Pic: IfOE

A fish with an internal Passive Integrated Transponder (PIT) tag cannot be identified by external inspection because these tags are injected into the body cavity or muscle or a study fish. Most commonly, the rod-shaped transponder is implanted into the body cavity and can be found when removing the viscera.

Eels and smaller fish may be tagged subcutaneously or intramuscularly with an extra-small PIT tag in the area between the head and dorsal fin.

Pic: IfOE

PIT-Tags are used in sizes of 8 x 1.4 mm, 12 x 2 mm, 23 x 3.9 mm and 32 x 3.9 mm. In general, the larger a fish is, the larger and more powerful the transponder it can carry.

Each PIT-Tag is encoded with a globally unique code which identifies the tagged fish for its entire lifetime. Even if the transponder is removed from the fish, it is possible to identify the individual’s unique code though a specialized digital scanner is required. Since two different transponder technologies are used (FDX = Full Duplex, and HDX = Half Duplex), a corresponding reader is required to read each of the respective codes.

Readers for PIT-Tag codes (Pic: IfOE)

Information on a fish marked with a PIT-Tag

Notable! Always pack a PIT securely and send it in by mail with the printed accompanying.

Send in a telemetric emitter as follow:

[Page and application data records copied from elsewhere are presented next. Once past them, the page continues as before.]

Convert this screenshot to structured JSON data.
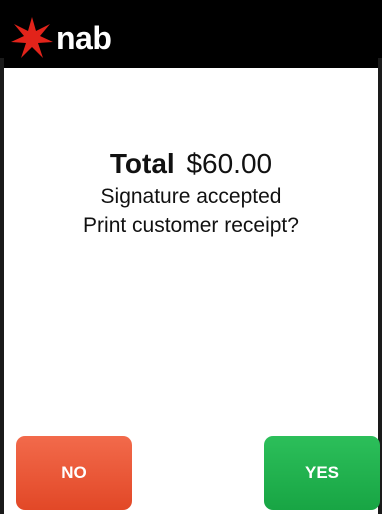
{
  "header": {
    "brand": "nab",
    "logo_icon": "nab-star-icon",
    "brand_color": "#e2231a",
    "background": "#000000"
  },
  "transaction": {
    "total_label": "Total",
    "total_amount": "$60.00",
    "status_text": "Signature accepted",
    "prompt_text": "Print customer receipt?"
  },
  "actions": {
    "no_label": "NO",
    "no_color": "#e84a2a",
    "yes_label": "YES",
    "yes_color": "#1fae4c"
  }
}
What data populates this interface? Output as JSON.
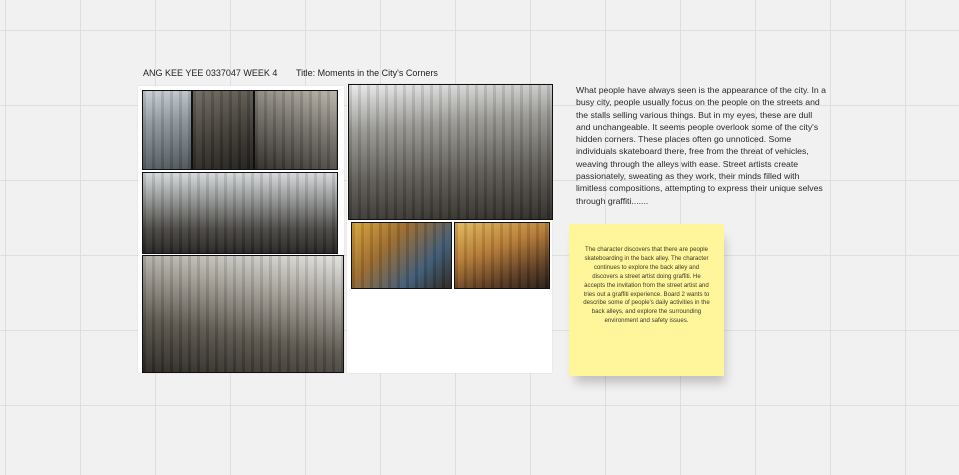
{
  "board": {
    "author_label": "ANG KEE YEE 0337047 WEEK 4",
    "title_label": "Title: Moments in the City's Corners"
  },
  "storyboard_page_1": {
    "panels": [
      "city-skyline",
      "street-market",
      "roadside-stall",
      "skateboarder-jump",
      "alley-skaters"
    ]
  },
  "storyboard_page_2": {
    "panels": [
      "city-alley-wide",
      "graffiti-wall",
      "graffiti-street"
    ]
  },
  "description_text": "What people have always seen is the appearance of the city. In a busy city, people usually focus on the people on the streets and the stalls selling various things. But in my eyes, these are dull and unchangeable. It seems people overlook some of the city's hidden corners. These places often go unnoticed. Some individuals skateboard there, free from the threat of vehicles, weaving through the alleys with ease. Street artists create passionately, sweating as they work, their minds filled with limitless compositions, attempting to express their unique selves through graffiti.......",
  "sticky_note": {
    "text": "The character discovers that there are people skateboarding in the back alley. The character continues to explore the back alley and discovers a street artist doing graffiti. He accepts the invitation from the street artist and tries out a graffiti experience. Board 2 wants to describe some of people's daily activities in the back alleys, and explore the surrounding environment and safety issues.",
    "color": "#fff59a"
  },
  "colors": {
    "canvas": "#f1f1f1",
    "grid_line": "#dedede"
  }
}
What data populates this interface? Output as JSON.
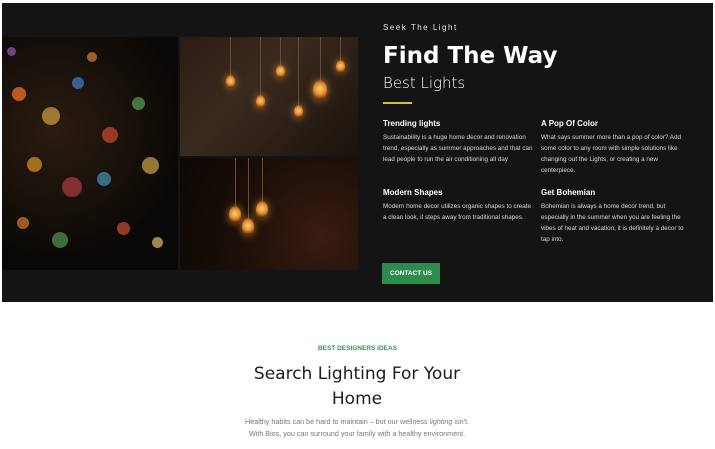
{
  "hero": {
    "eyebrow": "Seek The Light",
    "title": "Find The Way",
    "subtitle": "Best Lights",
    "accent_color": "#c7c43a",
    "features": [
      {
        "title": "Trending lights",
        "text": "Sustainability is a huge home decor and renovation trend, especially as summer approaches and that can lead people to run the air conditioning all day"
      },
      {
        "title": "A Pop Of Color",
        "text": "What says summer more than a pop of color? Add some color to any room with simple solutions like changing out the Lights, or creating a new centerpiece."
      },
      {
        "title": "Modern Shapes",
        "text": "Modern home decor utilizes organic shapes to create a clean look, it steps away from traditional shapes."
      },
      {
        "title": "Get Bohemian",
        "text": "Bohemian is always a home decor trend, but especially in the summer when you are feeling the vibes of heat and vacation, it is definitely a decor to tap into."
      }
    ],
    "cta_label": "CONTACT US",
    "cta_color": "#2e8b4e"
  },
  "section": {
    "eyebrow": "BEST DESIGNERS IDEAS",
    "title": "Search Lighting For Your Home",
    "text_before": "Healthy habits can be hard to maintain – but our wellness ",
    "text_em": "lighting",
    "text_after": " isn't. With Bios, you can surround your family with a healthy environment."
  }
}
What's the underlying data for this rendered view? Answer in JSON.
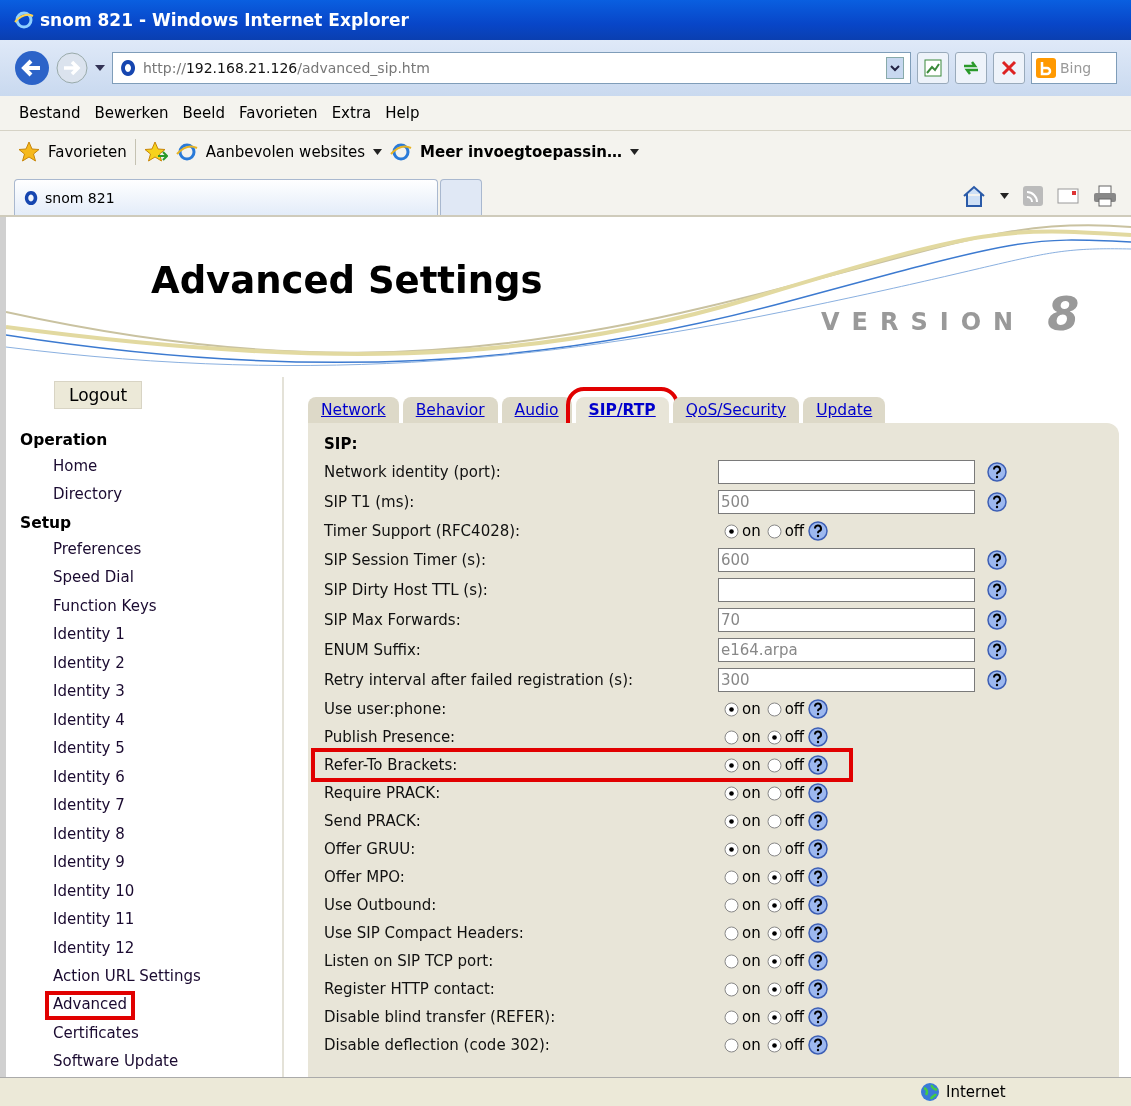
{
  "window": {
    "title": "snom 821 - Windows Internet Explorer"
  },
  "address_bar": {
    "url_prefix": "http://",
    "url_host": "192.168.21.126",
    "url_path": "/advanced_sip.htm",
    "search_placeholder": "Bing"
  },
  "menu": [
    "Bestand",
    "Bewerken",
    "Beeld",
    "Favorieten",
    "Extra",
    "Help"
  ],
  "favorites_bar": {
    "favorites": "Favorieten",
    "items": [
      {
        "label": "Aanbevolen websites",
        "bold": false
      },
      {
        "label": "Meer invoegtoepassin…",
        "bold": true
      }
    ]
  },
  "browser_tabs": [
    {
      "label": "snom 821",
      "selected": true
    }
  ],
  "page": {
    "title": "Advanced Settings",
    "version_label": "VERSION",
    "version_number": "8"
  },
  "sidebar": {
    "logout": "Logout",
    "sections": [
      {
        "heading": "Operation",
        "items": [
          {
            "label": "Home",
            "highlighted": false
          },
          {
            "label": "Directory",
            "highlighted": false
          }
        ]
      },
      {
        "heading": "Setup",
        "items": [
          {
            "label": "Preferences",
            "highlighted": false
          },
          {
            "label": "Speed Dial",
            "highlighted": false
          },
          {
            "label": "Function Keys",
            "highlighted": false
          },
          {
            "label": "Identity 1",
            "highlighted": false
          },
          {
            "label": "Identity 2",
            "highlighted": false
          },
          {
            "label": "Identity 3",
            "highlighted": false
          },
          {
            "label": "Identity 4",
            "highlighted": false
          },
          {
            "label": "Identity 5",
            "highlighted": false
          },
          {
            "label": "Identity 6",
            "highlighted": false
          },
          {
            "label": "Identity 7",
            "highlighted": false
          },
          {
            "label": "Identity 8",
            "highlighted": false
          },
          {
            "label": "Identity 9",
            "highlighted": false
          },
          {
            "label": "Identity 10",
            "highlighted": false
          },
          {
            "label": "Identity 11",
            "highlighted": false
          },
          {
            "label": "Identity 12",
            "highlighted": false
          },
          {
            "label": "Action URL Settings",
            "highlighted": false
          },
          {
            "label": "Advanced",
            "highlighted": true
          },
          {
            "label": "Certificates",
            "highlighted": false
          },
          {
            "label": "Software Update",
            "highlighted": false
          }
        ]
      }
    ]
  },
  "tabs": [
    {
      "label": "Network",
      "selected": false,
      "highlighted": false
    },
    {
      "label": "Behavior",
      "selected": false,
      "highlighted": false
    },
    {
      "label": "Audio",
      "selected": false,
      "highlighted": false
    },
    {
      "label": "SIP/RTP",
      "selected": true,
      "highlighted": true
    },
    {
      "label": "QoS/Security",
      "selected": false,
      "highlighted": false
    },
    {
      "label": "Update",
      "selected": false,
      "highlighted": false
    }
  ],
  "form": {
    "section": "SIP:",
    "rows": [
      {
        "kind": "text",
        "label": "Network identity (port):",
        "value": "",
        "highlighted": false
      },
      {
        "kind": "text",
        "label": "SIP T1 (ms):",
        "value": "500",
        "highlighted": false
      },
      {
        "kind": "toggle",
        "label": "Timer Support (RFC4028):",
        "on_label": "on",
        "off_label": "off",
        "on": true,
        "highlighted": false
      },
      {
        "kind": "text",
        "label": "SIP Session Timer (s):",
        "value": "600",
        "highlighted": false
      },
      {
        "kind": "text",
        "label": "SIP Dirty Host TTL (s):",
        "value": "",
        "highlighted": false
      },
      {
        "kind": "text",
        "label": "SIP Max Forwards:",
        "value": "70",
        "highlighted": false
      },
      {
        "kind": "text",
        "label": "ENUM Suffix:",
        "value": "e164.arpa",
        "highlighted": false
      },
      {
        "kind": "text",
        "label": "Retry interval after failed registration (s):",
        "value": "300",
        "highlighted": false
      },
      {
        "kind": "toggle",
        "label": "Use user:phone:",
        "on_label": "on",
        "off_label": "off",
        "on": true,
        "highlighted": false
      },
      {
        "kind": "toggle",
        "label": "Publish Presence:",
        "on_label": "on",
        "off_label": "off",
        "on": false,
        "highlighted": false
      },
      {
        "kind": "toggle",
        "label": "Refer-To Brackets:",
        "on_label": "on",
        "off_label": "off",
        "on": true,
        "highlighted": true
      },
      {
        "kind": "toggle",
        "label": "Require PRACK:",
        "on_label": "on",
        "off_label": "off",
        "on": true,
        "highlighted": false
      },
      {
        "kind": "toggle",
        "label": "Send PRACK:",
        "on_label": "on",
        "off_label": "off",
        "on": true,
        "highlighted": false
      },
      {
        "kind": "toggle",
        "label": "Offer GRUU:",
        "on_label": "on",
        "off_label": "off",
        "on": true,
        "highlighted": false
      },
      {
        "kind": "toggle",
        "label": "Offer MPO:",
        "on_label": "on",
        "off_label": "off",
        "on": false,
        "highlighted": false
      },
      {
        "kind": "toggle",
        "label": "Use Outbound:",
        "on_label": "on",
        "off_label": "off",
        "on": false,
        "highlighted": false
      },
      {
        "kind": "toggle",
        "label": "Use SIP Compact Headers:",
        "on_label": "on",
        "off_label": "off",
        "on": false,
        "highlighted": false
      },
      {
        "kind": "toggle",
        "label": "Listen on SIP TCP port:",
        "on_label": "on",
        "off_label": "off",
        "on": false,
        "highlighted": false
      },
      {
        "kind": "toggle",
        "label": "Register HTTP contact:",
        "on_label": "on",
        "off_label": "off",
        "on": false,
        "highlighted": false
      },
      {
        "kind": "toggle",
        "label": "Disable blind transfer (REFER):",
        "on_label": "on",
        "off_label": "off",
        "on": false,
        "highlighted": false
      },
      {
        "kind": "toggle",
        "label": "Disable deflection (code 302):",
        "on_label": "on",
        "off_label": "off",
        "on": false,
        "highlighted": false
      }
    ]
  },
  "status_bar": {
    "zone": "Internet"
  }
}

Use adhesive strip to attach the emitter to the corner of an envelope that is opposite the stamp.

PIT tags are often destroyed by the postmark so that they can no longer be read. For this reason, secure the PIT tag as follow:

  1. wrap the PIT tag in a tissue
  2. secure the small package in the corner of a padded or plain envelope that is opposite to the stamp.

If you know the difference between FDX and HDX tag you can choose these types here directly.